That was a turning point in my life. I could barely move. I wasn’t sleeping. I couldn’t think straight. And I was just so achy and in such pain. I saw an infectious disease doctor and he said: ‘You know, so you’re tired and achy, have you thought this could be relative to your age?’
And I said to him: ‘I’m sixty, but you don’t know me. This is not who I am.’
I realized that the only way I was going to heal and the best way for me to move my life forward was not to try to control it. My whole career was all about taking control. I just had to accept where I was, and I started to journal, and I started to meditate. Being much more mindful was the result.
You write that women don’t brag about themselves enough in the workplace and need to really advocate for themselves. How can women be better at this?
Probably the first thing we should do is not use the word, brag. It gets back to understanding the value you bring to your department, your team, your manager and seeing how your value can serve others and help others reach their objectives.
Use your value proposition to position yourself as a key contributor.
And keep a success journal. We lose the connection with all of our accomplishments — big and small.

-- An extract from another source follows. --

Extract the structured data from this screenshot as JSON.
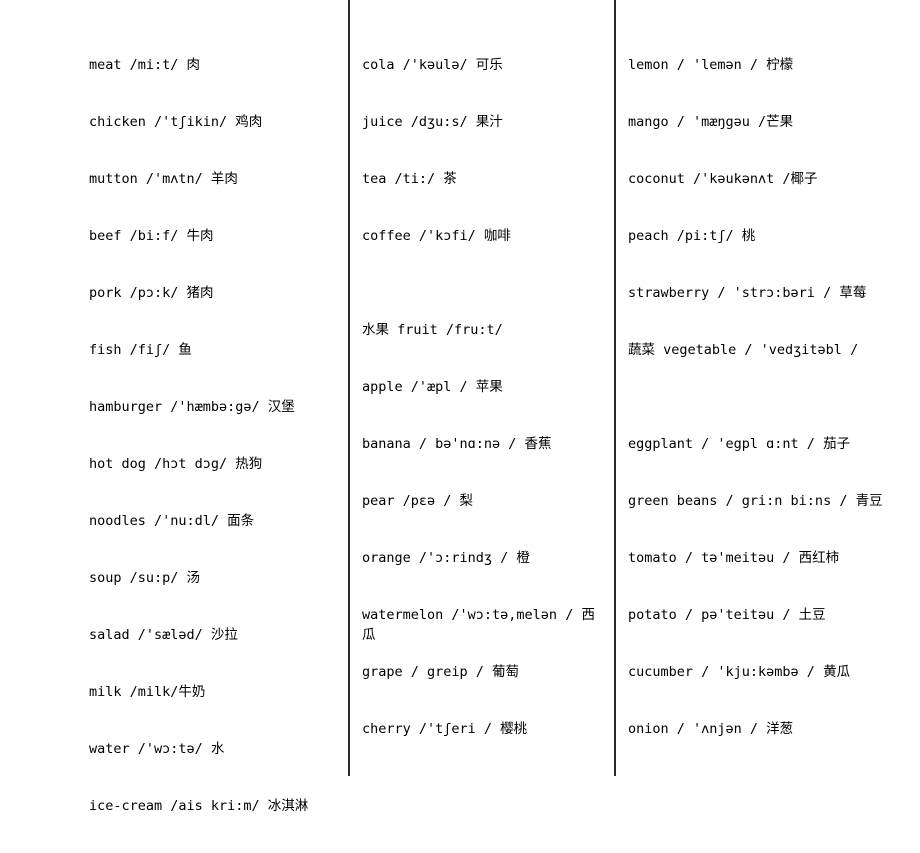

It’s really important to quantify the results of some of these successes on your resumé. As you’re preparing the resumé, and you’re looking at what you’ve achieved and the quantifiable results, it gives you a lot more confidence in the interviews — that’s all about owning it.
Some women in their fifties and sixties feel invisible at work. How can women be more visible and why is that important?
Networking with people across the organization, and of all generations. This could also be growing external networks with former colleagues; they could be people you went to school or grad school with. They could be people that you’ve met at conferences or through social media that you’ve connected with from your industry.
What is the biggest takeaway you want women over fifty to take away from your book?
Own who you are and where you are at this point in your life and the sum total of your journey. Don’t focus on a mistake or ‘I lost that job,’ but what have you learned about yourself?
I also believe that women, as they approach fifty and beyond in the workplace, need to be proactive. These are things we should be doing our whole careers. But now that we are showing signs of aging, we need to be more vigilant about doing it to stay in the game and at the top of your game.